The next move for the Trump administration will be centered around diplomacy. The US has to make certain that nations like China, and Russia do not step in to fill the financing void that US sanctions will create. More importantly, Maduro needs to be informed that fiscal collapse can be headed off by restoring Venezuela’s democratic institutions. Washington has hinted at this possible scenario, but so far Maduro has not reacted to it. For his part, Maduro has launched a counterattack against US sanctions, and it is aimed at a domestic audience. “All they’re trying to do to attack Venezuela is crazy,” he said on Friday. “With the efforts of our people, it will fail and Venezuela will be stronger, more free, and more independent.”
In essence, Maduro has brought a knife to a gunfight. He is fighting an economic battle with nothing more than stale socialist rhetoric. Behind the scenes, he is likely hoping for intervention by China or Russia to keep his socialist paradise from going down the tubes completely. If that doesn’t come about, Maduro and Venezuela will be dangerously short on options and time.
Vladimir Putin is not taking the possibility of fresh US sanctions lightly. With sanctions legislation aimed at Russia about to land on President Trump’s desk, the Russian leader understands perfectly well that Trump is not going to veto the bill and send it back to the House. The legislation will be signed and a new round of US sanctions against Russia will be set in place. Putin has opted to retaliate before the legislation is even signed, and to do so in a fashion which guarantees a US response.

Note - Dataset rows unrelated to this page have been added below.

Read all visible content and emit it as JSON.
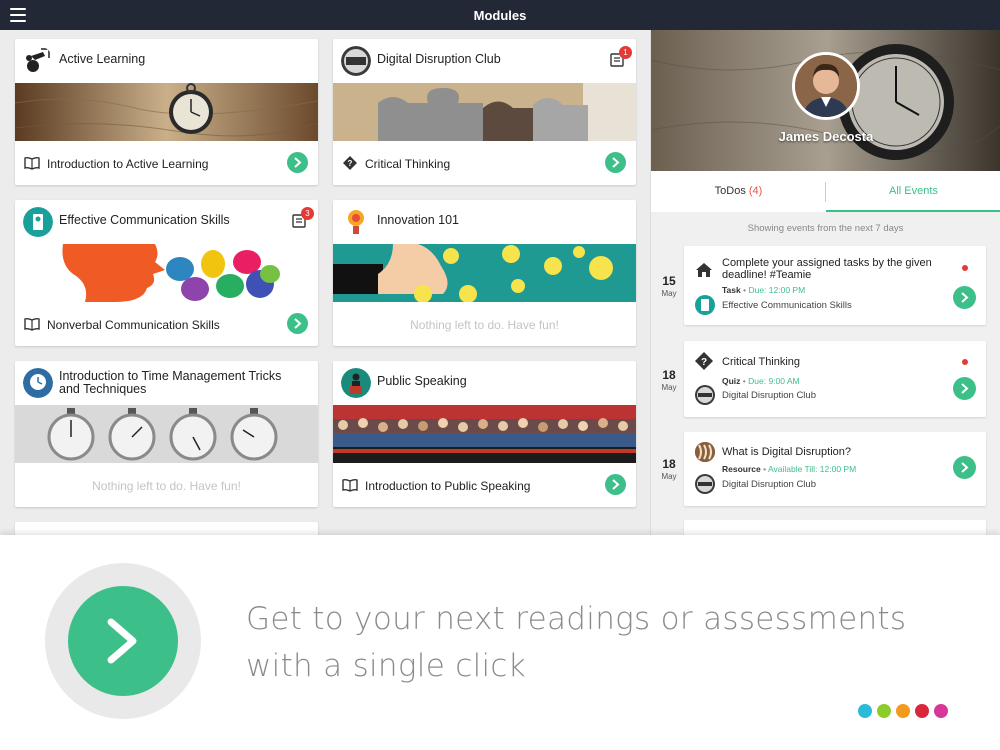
{
  "header": {
    "title": "Modules"
  },
  "modules": [
    {
      "title": "Active Learning",
      "footer": "Introduction to Active Learning",
      "footer_icon": "book-icon",
      "empty": ""
    },
    {
      "title": "Digital Disruption Club",
      "badge": "1",
      "footer": "Critical Thinking",
      "footer_icon": "quiz-icon",
      "empty": ""
    },
    {
      "title": "Effective Communication Skills",
      "badge": "3",
      "footer": "Nonverbal Communication Skills",
      "footer_icon": "book-icon",
      "empty": ""
    },
    {
      "title": "Innovation 101",
      "footer": "",
      "empty": "Nothing left to do. Have fun!"
    },
    {
      "title": "Introduction to Time Management Tricks and Techniques",
      "footer": "",
      "empty": "Nothing left to do. Have fun!"
    },
    {
      "title": "Public Speaking",
      "footer": "Introduction to Public Speaking",
      "footer_icon": "book-icon",
      "empty": ""
    }
  ],
  "profile": {
    "name": "James Decosta"
  },
  "tabs": {
    "todos_label": "ToDos",
    "todos_count": "(4)",
    "events_label": "All Events"
  },
  "showing": "Showing events from the next 7 days",
  "events": [
    {
      "day": "15",
      "month": "May",
      "title": "Complete your assigned tasks by the given deadline!  #Teamie",
      "type": "Task",
      "sep": " • ",
      "when": "Due: 12:00 PM",
      "course": "Effective Communication Skills",
      "icon": "home-icon",
      "unread": true
    },
    {
      "day": "18",
      "month": "May",
      "title": "Critical Thinking",
      "type": "Quiz",
      "sep": " • ",
      "when": "Due: 9:00 AM",
      "course": "Digital Disruption Club",
      "icon": "quiz-icon",
      "unread": true
    },
    {
      "day": "18",
      "month": "May",
      "title": "What is Digital Disruption?",
      "type": "Resource",
      "sep": " • ",
      "when": "Available Till: 12:00 PM",
      "course": "Digital Disruption Club",
      "icon": "resource-icon",
      "unread": false
    }
  ],
  "promo": {
    "tagline": "Get to your next readings or assessments with a single click",
    "dot_colors": [
      "#2bbbd8",
      "#8ccc2b",
      "#f39a1d",
      "#d9283b",
      "#d8379a"
    ]
  },
  "colors": {
    "accent": "#3dbf8a",
    "topbar": "#232837",
    "badge": "#e53935"
  }
}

On Sunday Putin announced that the US diplomatic mission to Russia will have to reduce its staff by 755 personnel by 1 September. The reduction in US staff had been announced on Friday, however, today’s announcement was the first to include concrete numbers. Russia also made it known that it would seize two US diplomatic properties in Russia, a move similar to action the US took against Russian properties in America this past December. Putin also added, somewhat ominously, that further retaliation will come if the sanctions are passed.
Since January, the Trump administration and its Russian counterparts had been hoping for an improvement in US-Russia relations. It was not to be following accusations that Russia had interfered in the 2016 US presidential election. The accusations have contributed directly to the creation of sanctions and a straining of the relationship between Moscow and Washington. Now, the tit-for-tat exchange is on the verge of escalating. President Trump could very well decide to let these sanctions act as the US response to Sunday’s announcement by Putin. Yet, if further action is taken by Russia, it will result in a proportionate response by the US. If this keeps up into the fall, the United States and Russia might find themselves in a nasty diplomatic scrap, with very few exit options.
*Author’s note: Regrettably, Today’s Dirt will not be posting Part II of the ‘The Case For Military Action Against North Korea.’ My employer has requested that I refrain from writing and posting any articles centered on North Korea and potential US military action against it for a period of time given what is happening right now. I understand the reasons for my employer to ask this of me, and have agreed. After Labor Day, we will revisit the issue and hopefully can work something out. I apologize. *